> Activity:
For each record below, set it down exactly but leave out any picture.
### Input
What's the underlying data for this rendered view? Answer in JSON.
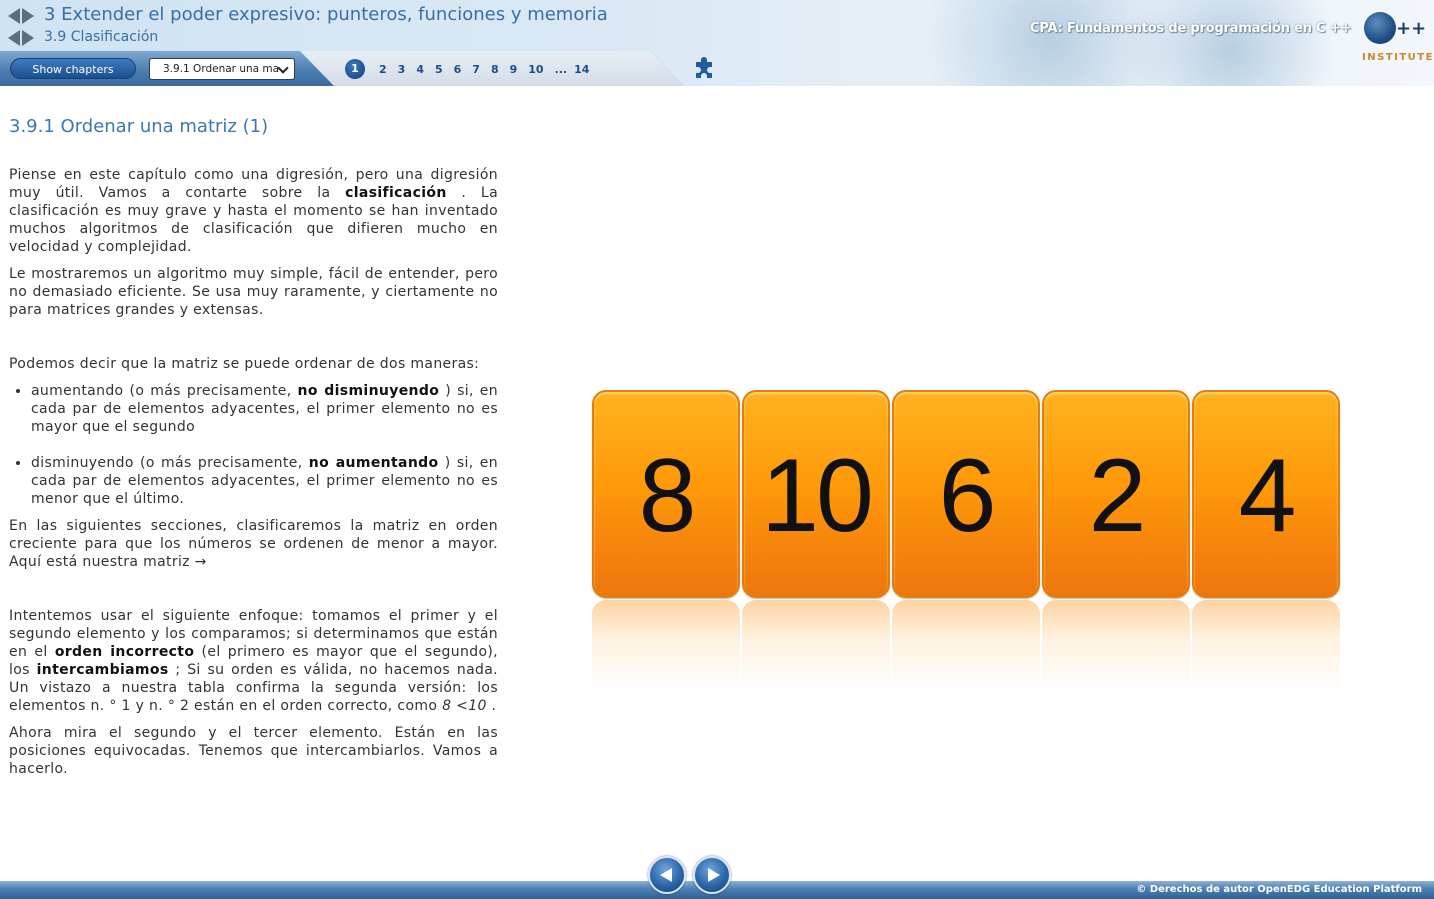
{
  "header": {
    "chapter_title": "3 Extender el poder expresivo: punteros, funciones y memoria",
    "section_title": "3.9 Clasificación",
    "course_title": "CPA: Fundamentos de programación en C ++",
    "logo_text": "INSTITUTE",
    "logo_plus": "++"
  },
  "toolbar": {
    "show_chapters_label": "Show chapters",
    "section_select_value": "3.9.1 Ordenar una ma",
    "pages": [
      "1",
      "2",
      "3",
      "4",
      "5",
      "6",
      "7",
      "8",
      "9",
      "10",
      "...",
      "14"
    ],
    "active_page": "1"
  },
  "content": {
    "title": "3.9.1 Ordenar una matriz (1)",
    "p1_a": "Piense en este capítulo como una digresión, pero una digresión muy útil. Vamos a contarte sobre la ",
    "p1_b": "clasificación",
    "p1_c": " . La clasificación es muy grave y hasta el momento se han inventado muchos algoritmos de clasificación que difieren mucho en velocidad y complejidad.",
    "p2": "Le mostraremos un algoritmo muy simple, fácil de entender, pero no demasiado eficiente. Se usa muy raramente, y ciertamente no para matrices grandes y extensas.",
    "p3": "Podemos decir que la matriz se puede ordenar de dos maneras:",
    "li1_a": "aumentando (o más precisamente, ",
    "li1_b": "no disminuyendo",
    "li1_c": " ) si, en cada par de elementos adyacentes, el primer elemento no es mayor que el segundo",
    "li2_a": "disminuyendo (o más precisamente, ",
    "li2_b": "no aumentando",
    "li2_c": " ) si, en cada par de elementos adyacentes, el primer elemento no es menor que el último.",
    "p4": "En las siguientes secciones, clasificaremos la matriz en orden creciente para que los números se ordenen de menor a mayor. Aquí está nuestra matriz →",
    "p5_a": "Intentemos usar el siguiente enfoque: tomamos el primer y el segundo elemento y los comparamos; si determinamos que están en el ",
    "p5_b": "orden incorrecto",
    "p5_c": " (el primero es mayor que el segundo), los ",
    "p5_d": "intercambiamos",
    "p5_e": " ; Si su orden es válida, no hacemos nada. Un vistazo a nuestra tabla confirma la segunda versión: los elementos n. ° 1 y n. ° 2 están en el orden correcto, como ",
    "p5_f": "8 <10",
    "p5_g": " .",
    "p6": "Ahora mira el segundo y el tercer elemento. Están en las posiciones equivocadas. Tenemos que intercambiarlos. Vamos a hacerlo."
  },
  "array_cards": [
    "8",
    "10",
    "6",
    "2",
    "4"
  ],
  "footer": {
    "copyright": "© Derechos de autor OpenEDG Education Platform"
  },
  "colors": {
    "card_orange": "#ff9a0a",
    "accent_blue": "#3c78b0",
    "toolbar_blue": "#4e7fb2"
  }
}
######
> Response area:
What's the underlying data for this rendered view? Answer in JSON.
{
  "header": {
    "chapter_title": "3 Extender el poder expresivo: punteros, funciones y memoria",
    "section_title": "3.9 Clasificación",
    "course_title": "CPA: Fundamentos de programación en C ++",
    "logo_text": "INSTITUTE",
    "logo_plus": "++"
  },
  "toolbar": {
    "show_chapters_label": "Show chapters",
    "section_select_value": "3.9.1 Ordenar una ma",
    "pages": [
      "1",
      "2",
      "3",
      "4",
      "5",
      "6",
      "7",
      "8",
      "9",
      "10",
      "...",
      "14"
    ],
    "active_page": "1"
  },
  "content": {
    "title": "3.9.1 Ordenar una matriz (1)",
    "p1_a": "Piense en este capítulo como una digresión, pero una digresión muy útil. Vamos a contarte sobre la ",
    "p1_b": "clasificación",
    "p1_c": " . La clasificación es muy grave y hasta el momento se han inventado muchos algoritmos de clasificación que difieren mucho en velocidad y complejidad.",
    "p2": "Le mostraremos un algoritmo muy simple, fácil de entender, pero no demasiado eficiente. Se usa muy raramente, y ciertamente no para matrices grandes y extensas.",
    "p3": "Podemos decir que la matriz se puede ordenar de dos maneras:",
    "li1_a": "aumentando (o más precisamente, ",
    "li1_b": "no disminuyendo",
    "li1_c": " ) si, en cada par de elementos adyacentes, el primer elemento no es mayor que el segundo",
    "li2_a": "disminuyendo (o más precisamente, ",
    "li2_b": "no aumentando",
    "li2_c": " ) si, en cada par de elementos adyacentes, el primer elemento no es menor que el último.",
    "p4": "En las siguientes secciones, clasificaremos la matriz en orden creciente para que los números se ordenen de menor a mayor. Aquí está nuestra matriz →",
    "p5_a": "Intentemos usar el siguiente enfoque: tomamos el primer y el segundo elemento y los comparamos; si determinamos que están en el ",
    "p5_b": "orden incorrecto",
    "p5_c": " (el primero es mayor que el segundo), los ",
    "p5_d": "intercambiamos",
    "p5_e": " ; Si su orden es válida, no hacemos nada. Un vistazo a nuestra tabla confirma la segunda versión: los elementos n. ° 1 y n. ° 2 están en el orden correcto, como ",
    "p5_f": "8 <10",
    "p5_g": " .",
    "p6": "Ahora mira el segundo y el tercer elemento. Están en las posiciones equivocadas. Tenemos que intercambiarlos. Vamos a hacerlo."
  },
  "array_cards": [
    "8",
    "10",
    "6",
    "2",
    "4"
  ],
  "footer": {
    "copyright": "© Derechos de autor OpenEDG Education Platform"
  },
  "colors": {
    "card_orange": "#ff9a0a",
    "accent_blue": "#3c78b0",
    "toolbar_blue": "#4e7fb2"
  }
}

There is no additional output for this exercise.